- no effects on color, taste, odor
- no storage of chemicals
- effective against all microorganisms, including Giardia and Cryptosporidium
- compact footprint
- environment and human friendly
Comparison of two UV lamp technologies for treatment of swimming pool water
Use of ultraviolet (UV) light for treatment of chlorinated swimming pool water is becoming increasingly popular.
Medium-pressure UV lamps are favoured for reduction of chlorinated disinfection by-products (DBPs). The use of medium-pressure UV lamps is supported by theoretical and practical research work in Belgium (2003) The Netherlands (2007) and Denmark (2009).
In addition to research, thousands of medium-pressure UV systems are in use in swimming pools all over the world effectively disinfecting pool water and reducing chloramines (chlorine smell).
The most problematic health-related component of bounded chlorine is trichloramine (TCA). TCA is 250x more irritating than monochloramine and escapes abt. 1000x more easily into pool air. Thus, breaking down trichloramine is the primary goal in pool water treatment by UV.1
Health impact of trichloramine
Research work by the University of Leuven, Belgium showed a relationship between childhood asthma and indoor swimming pools. The most suspected component causing childhood asthma is trichloramine.2
Medium-pressure UV lamps
Low-pressure UV lamps emit a single wavelength (254nm) able to break down monochloramine.They are not able to break down the di- and trichloramine, the most irritant chloramine. Medium-pressure UV lamps emit wavelenghts between 200 and 400 nm, which are able to break down the three components of bounded chlorine: mono-, di-, and trichloramine.
Theoretical survey The Netherlands (2007)
In 2007 the Ministry of Health conducted research involving the protection of human health in the presence of chlorinated disinfection by-products such as trichloramine. Of 11 techniques, the most promising technology for disinfection pool water is medium-pressure UV lamps in combination with hypochlorite. It is to expect that this technique effectively disinfects pool water while producing the lowest amount of DBPs.3
The lowest levels of combined chlorine (0,2 ppm) are required and achieved in Germany. During the past 10 years, medium-pressure UV lamp systems have efficiently produced disinfected pool water with lowest levels of combined chlorine in German pools.
Practical full scale test in Denmark (2009)
In 2009 a group of European researchers tested the possibilities for improvement of pool water and air quality. Four different technologies were tested in comparable situations. Two technologies were based solely on photolysis by direct UV light, two other technologies were based on oxidation (TiO2 and ozone) by indirect UV light. Of the 4 techniques, the medium-pressure UV light showed efficient control of combined chlorine while low-pressure was less efficient.4
Medium-pressure UV lamps are favoured for reduction of chlorinated disinfection by-products (DBPs) such as combined chlorine (chloramines) in pool water and air. Low-pressure UV lamps emit only one single wavelength, which performs well for disinfection but is much less effective in photolysis of disinfection by- products.

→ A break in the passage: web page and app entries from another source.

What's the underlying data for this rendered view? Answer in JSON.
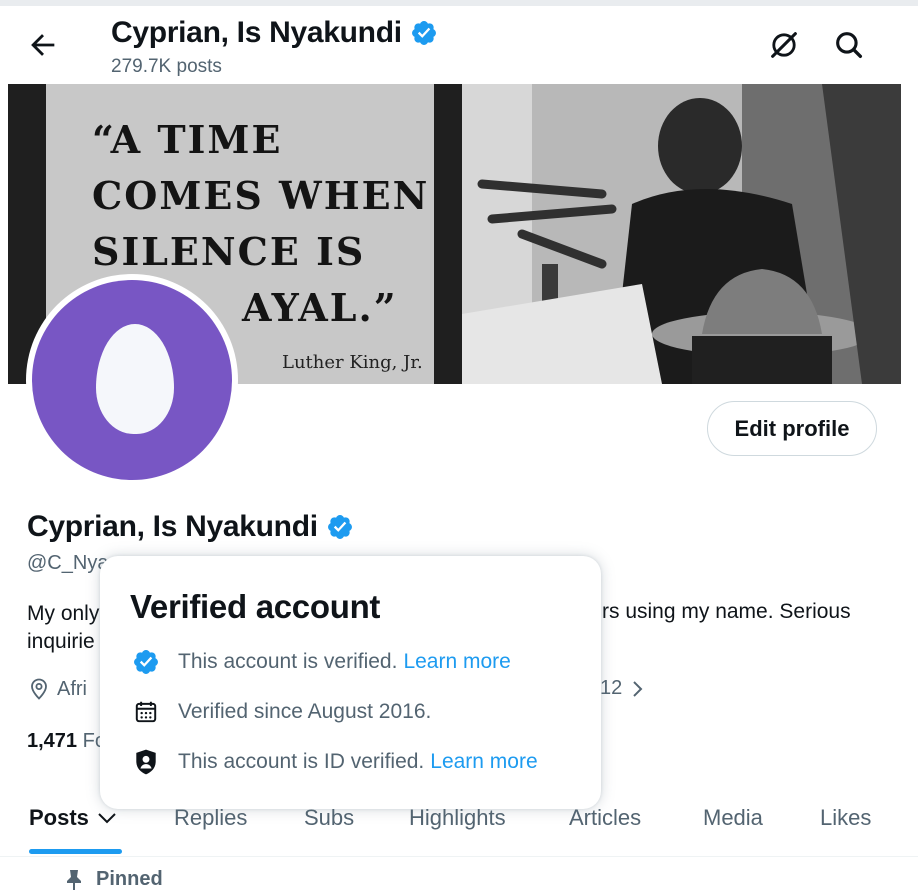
{
  "header": {
    "name": "Cyprian, Is Nyakundi",
    "posts_count": "279.7K posts"
  },
  "banner": {
    "quote": "“A TIME COMES WHEN SILENCE IS AYAL.”",
    "quote_lines": [
      "“A TIME",
      "COMES WHEN",
      "SILENCE IS",
      "AYAL.”"
    ],
    "attribution": "Luther King, Jr."
  },
  "profile": {
    "edit_label": "Edit profile",
    "name": "Cyprian, Is Nyakundi",
    "handle": "@C_Nya",
    "bio_left_1": "My only",
    "bio_left_2": "inquirie",
    "bio_right": "rs using my name. Serious",
    "location_frag": "Afri",
    "joined_frag": "12",
    "following_count": "1,471",
    "following_frag": "Fo"
  },
  "popover": {
    "title": "Verified account",
    "rows": [
      {
        "text": "This account is verified.",
        "link": "Learn more",
        "icon": "verified-badge-icon"
      },
      {
        "text": "Verified since August 2016.",
        "link": "",
        "icon": "calendar-icon"
      },
      {
        "text": "This account is ID verified.",
        "link": "Learn more",
        "icon": "id-shield-icon"
      }
    ]
  },
  "tabs": [
    {
      "label": "Posts",
      "active": true
    },
    {
      "label": "Replies"
    },
    {
      "label": "Subs"
    },
    {
      "label": "Highlights"
    },
    {
      "label": "Articles"
    },
    {
      "label": "Media"
    },
    {
      "label": "Likes"
    }
  ],
  "pinned_label": "Pinned",
  "colors": {
    "accent": "#1d9bf0",
    "avatar_bg": "#7856c4",
    "secondary_text": "#536471"
  }
}
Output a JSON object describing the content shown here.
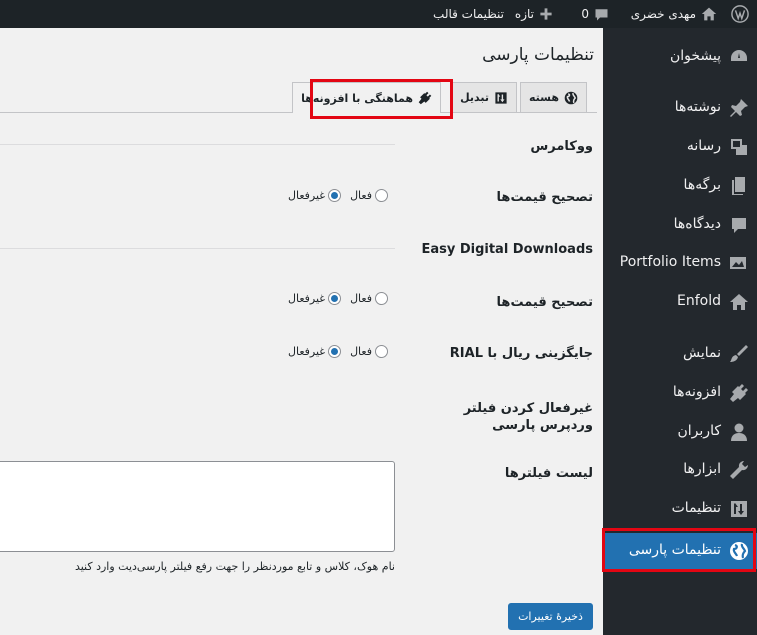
{
  "adminbar": {
    "site_name": "مهدی خضری",
    "comments_count": "0",
    "new_label": "تازه",
    "theme_settings": "تنظیمات قالب"
  },
  "sidebar": {
    "items": [
      {
        "label": "پیشخوان",
        "icon": "dashboard-icon"
      },
      {
        "label": "نوشته‌ها",
        "icon": "pin-icon"
      },
      {
        "label": "رسانه",
        "icon": "media-icon"
      },
      {
        "label": "برگه‌ها",
        "icon": "pages-icon"
      },
      {
        "label": "دیدگاه‌ها",
        "icon": "comments-icon"
      },
      {
        "label": "Portfolio Items",
        "icon": "portfolio-icon"
      },
      {
        "label": "Enfold",
        "icon": "home-icon"
      },
      {
        "label": "نمایش",
        "icon": "brush-icon"
      },
      {
        "label": "افزونه‌ها",
        "icon": "plugins-icon"
      },
      {
        "label": "کاربران",
        "icon": "users-icon"
      },
      {
        "label": "ابزارها",
        "icon": "tools-icon"
      },
      {
        "label": "تنظیمات",
        "icon": "settings-icon"
      },
      {
        "label": "تنظیمات پارسی",
        "icon": "globe-icon",
        "current": true
      }
    ]
  },
  "page": {
    "title": "تنظیمات پارسی",
    "tabs": [
      {
        "label": "هسته",
        "icon": "globe-icon"
      },
      {
        "label": "تبدیل",
        "icon": "sort-icon"
      },
      {
        "label": "هماهنگی با افزونه‌ها",
        "icon": "plugin-icon",
        "active": true
      }
    ]
  },
  "sections": {
    "woocommerce": {
      "title": "ووکامرس",
      "price_fix_label": "تصحیح قیمت‌ها",
      "active": "فعال",
      "inactive": "غیرفعال"
    },
    "edd": {
      "title": "Easy Digital Downloads",
      "price_fix_label": "تصحیح قیمت‌ها",
      "rial_label": "جایگزینی ریال با RIAL",
      "active": "فعال",
      "inactive": "غیرفعال"
    },
    "filters": {
      "disable_label": "غیرفعال کردن فیلتر وردپرس پارسی",
      "list_label": "لیست فیلترها",
      "description": "نام هوک، کلاس و تابع موردنظر را جهت رفع فیلتر پارسی‌دیت وارد کنید"
    }
  },
  "save_button": "ذخیرهٔ تغییرات",
  "colors": {
    "adminbar_bg": "#1d2327",
    "sidebar_bg": "#23282d",
    "accent": "#2271b1",
    "highlight": "#e30613"
  }
}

Breaking down trichloramine is a primary goal, as it is linked to health-related problems and it is volatile and irritating. Researchers concluded that medium-pressure UV lamp systems have technological advantages over low- pressure UV lamps.
Medium-pressure UV lamp systems need less energy, use fewer UV lamps and units are compact in size with little headloss in cases of ?in-one-line?-construction. Thousands of swimming pools confirm the findings of research work and use medium-pressure lamp technology to ensure safe and pleasant swimming pool water.